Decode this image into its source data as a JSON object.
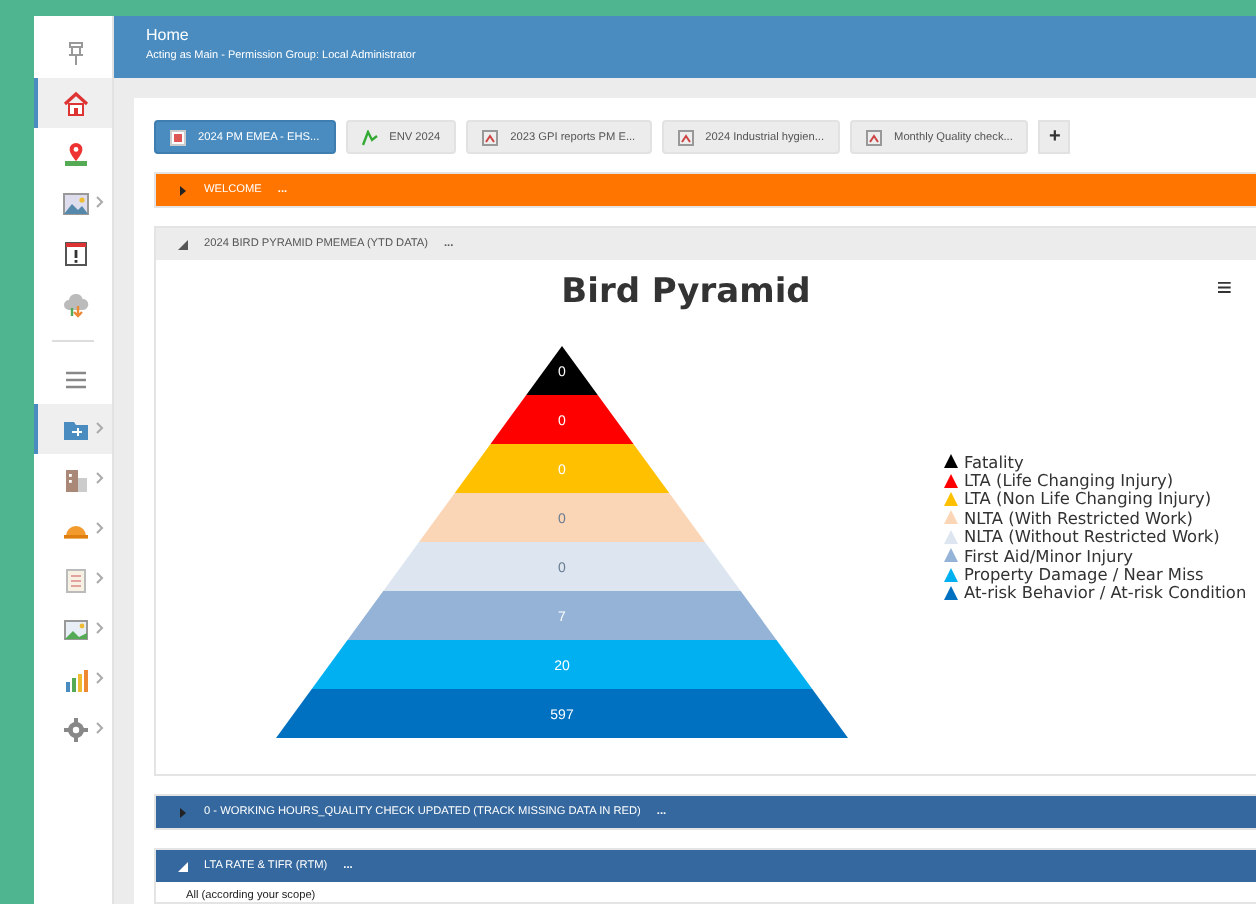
{
  "header": {
    "title": "Home",
    "subtitle": "Acting as Main - Permission Group: Local Administrator"
  },
  "sidebar": {
    "items": [
      {
        "selected": false,
        "has_children": false
      },
      {
        "selected": true,
        "has_children": false
      },
      {
        "selected": false,
        "has_children": false
      },
      {
        "selected": false,
        "has_children": true
      },
      {
        "selected": false,
        "has_children": false
      },
      {
        "selected": false,
        "has_children": false
      },
      {
        "selected": false,
        "has_children": false
      },
      {
        "selected": true,
        "has_children": true
      },
      {
        "selected": false,
        "has_children": true
      },
      {
        "selected": false,
        "has_children": true
      },
      {
        "selected": false,
        "has_children": true
      },
      {
        "selected": false,
        "has_children": true
      },
      {
        "selected": false,
        "has_children": true
      },
      {
        "selected": false,
        "has_children": true
      }
    ]
  },
  "tabs": [
    {
      "label": "2024 PM EMEA - EHS...",
      "selected": true
    },
    {
      "label": "ENV 2024",
      "selected": false
    },
    {
      "label": "2023 GPI reports PM E...",
      "selected": false
    },
    {
      "label": "2024 Industrial hygien...",
      "selected": false
    },
    {
      "label": "Monthly Quality check...",
      "selected": false
    }
  ],
  "add_tab": "+",
  "sections": [
    {
      "title": "WELCOME",
      "color": "#ff7500",
      "expanded": false,
      "menu": "...",
      "kind": "empty"
    },
    {
      "title": "2024 BIRD PYRAMID PMEMEA (YTD DATA)",
      "color": "#ececec",
      "expanded": true,
      "menu": "...",
      "kind": "pyramid",
      "chart": {
        "title": "Bird Pyramid",
        "menu": "≡",
        "levels": [
          {
            "value": "0",
            "label": "Fatality",
            "color": "#000000"
          },
          {
            "value": "0",
            "label": "LTA (Life Changing Injury)",
            "color": "#ff0000"
          },
          {
            "value": "0",
            "label": "LTA (Non Life  Changing Injury)",
            "color": "#ffc000"
          },
          {
            "value": "0",
            "label": "NLTA (With Restricted Work)",
            "color": "#fbd6b6"
          },
          {
            "value": "0",
            "label": "NLTA (Without Restricted Work)",
            "color": "#dde6f0"
          },
          {
            "value": "7",
            "label": "First Aid/Minor Injury",
            "color": "#95b3d7"
          },
          {
            "value": "20",
            "label": "Property Damage / Near Miss",
            "color": "#00b0f0"
          },
          {
            "value": "597",
            "label": "At-risk Behavior / At-risk Condition",
            "color": "#0070c0"
          }
        ]
      }
    },
    {
      "title": "0 - WORKING HOURS_QUALITY CHECK UPDATED (TRACK MISSING DATA IN RED)",
      "color": "#35689e",
      "expanded": false,
      "menu": "...",
      "kind": "empty"
    },
    {
      "title": "LTA RATE & TIFR (RTM)",
      "color": "#35689e",
      "expanded": true,
      "menu": "...",
      "kind": "text",
      "text": "All (according your scope)"
    }
  ]
}
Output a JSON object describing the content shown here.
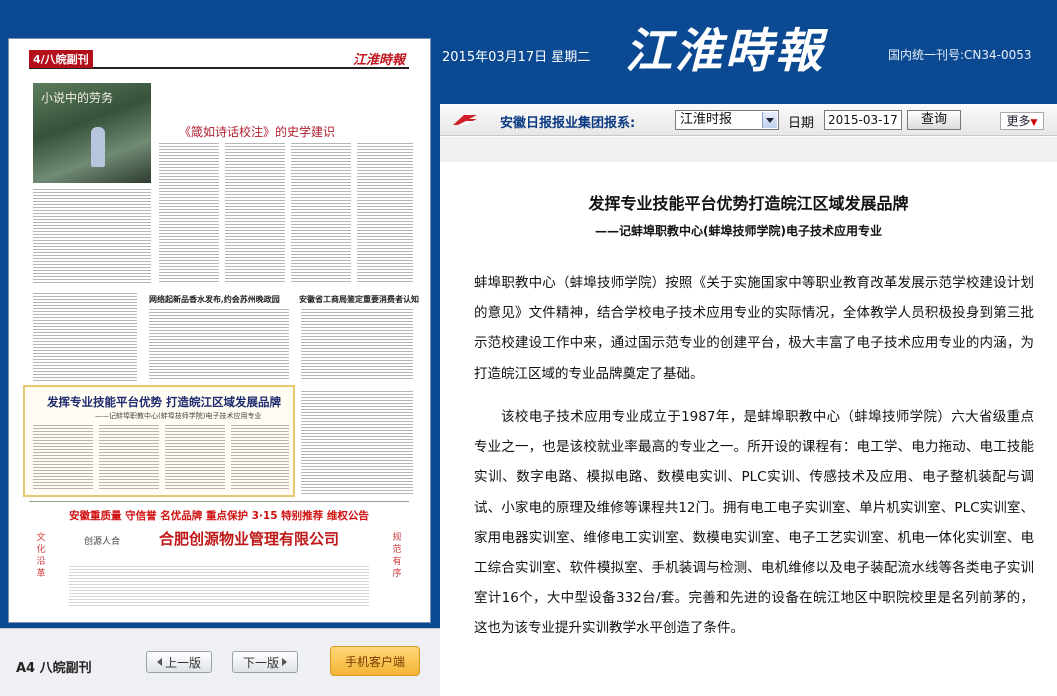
{
  "header": {
    "date_text": "2015年03月17日  星期二",
    "masthead": "江淮時報",
    "cn_number": "国内统一刊号:CN34-0053"
  },
  "toolbar": {
    "group_label": "安徽日报报业集团报系:",
    "paper_select_value": "江淮时报",
    "date_label": "日期",
    "date_value": "2015-03-17",
    "query_button": "查询",
    "more_button": "更多"
  },
  "newspaper_page": {
    "page_tag": "4/八皖副刊",
    "masthead": "江淮時報",
    "photo_caption": "小说中的劳务",
    "headline_poem": "《箴如诗话校注》的史学建识",
    "headline_left": "网络起新品香水发布,约会苏州晚政园",
    "headline_right": "安徽省工商局鉴定重要消费者认知",
    "highlight_title": "发挥专业技能平台优势 打造皖江区域发展品牌",
    "highlight_sub": "——记蚌埠职教中心(蚌埠技师学院)电子技术应用专业",
    "ad_top": "安徽重质量 守信誉 名优品牌 重点保护 3·15 特别推荐 维权公告",
    "ad_main": "合肥创源物业管理有限公司",
    "ad_logo": "创源人合",
    "ad_side_left": "文化沿革",
    "ad_side_right": "规范有序"
  },
  "left_footer": {
    "section_label": "A4  八皖副刊",
    "prev_button": "上一版",
    "next_button": "下一版",
    "mobile_button": "手机客户端"
  },
  "article": {
    "title": "发挥专业技能平台优势打造皖江区域发展品牌",
    "subtitle": "——记蚌埠职教中心(蚌埠技师学院)电子技术应用专业",
    "paragraph_1": "蚌埠职教中心（蚌埠技师学院）按照《关于实施国家中等职业教育改革发展示范学校建设计划的意见》文件精神，结合学校电子技术应用专业的实际情况，全体教学人员积极投身到第三批示范校建设工作中来，通过国示范专业的创建平台，极大丰富了电子技术应用专业的内涵，为打造皖江区域的专业品牌奠定了基础。",
    "paragraph_2": "该校电子技术应用专业成立于1987年，是蚌埠职教中心（蚌埠技师学院）六大省级重点专业之一，也是该校就业率最高的专业之一。所开设的课程有：电工学、电力拖动、电工技能实训、数字电路、模拟电路、数模电实训、PLC实训、传感技术及应用、电子整机装配与调试、小家电的原理及维修等课程共12门。拥有电工电子实训室、单片机实训室、PLC实训室、家用电器实训室、维修电工实训室、数模电实训室、电子工艺实训室、机电一体化实训室、电工综合实训室、软件模拟室、手机装调与检测、电机维修以及电子装配流水线等各类电子实训室计16个，大中型设备332台/套。完善和先进的设备在皖江地区中职院校里是名列前茅的，这也为该专业提升实训教学水平创造了条件。"
  },
  "colors": {
    "brand_blue": "#0b4a92",
    "accent_red": "#c01620",
    "mobile_button": "#f5b336"
  }
}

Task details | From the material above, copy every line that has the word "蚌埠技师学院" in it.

Result |
    "highlight_sub": "——记蚌埠职教中心(蚌埠技师学院)电子技术应用专业",
    "subtitle": "——记蚌埠职教中心(蚌埠技师学院)电子技术应用专业",
    "paragraph_1": "蚌埠职教中心（蚌埠技师学院）按照《关于实施国家中等职业教育改革发展示范学校建设计划的意见》文件精神，结合学校电子技术应用专业的实际情况，全体教学人员积极投身到第三批示范校建设工作中来，通过国示范专业的创建平台，极大丰富了电子技术应用专业的内涵，为打造皖江区域的专业品牌奠定了基础。",
    "paragraph_2": "该校电子技术应用专业成立于1987年，是蚌埠职教中心（蚌埠技师学院）六大省级重点专业之一，也是该校就业率最高的专业之一。所开设的课程有：电工学、电力拖动、电工技能实训、数字电路、模拟电路、数模电实训、PLC实训、传感技术及应用、电子整机装配与调试、小家电的原理及维修等课程共12门。拥有电工电子实训室、单片机实训室、PLC实训室、家用电器实训室、维修电工实训室、数模电实训室、电子工艺实训室、机电一体化实训室、电工综合实训室、软件模拟室、手机装调与检测、电机维修以及电子装配流水线等各类电子实训室计16个，大中型设备332台/套。完善和先进的设备在皖江地区中职院校里是名列前茅的，这也为该专业提升实训教学水平创造了条件。"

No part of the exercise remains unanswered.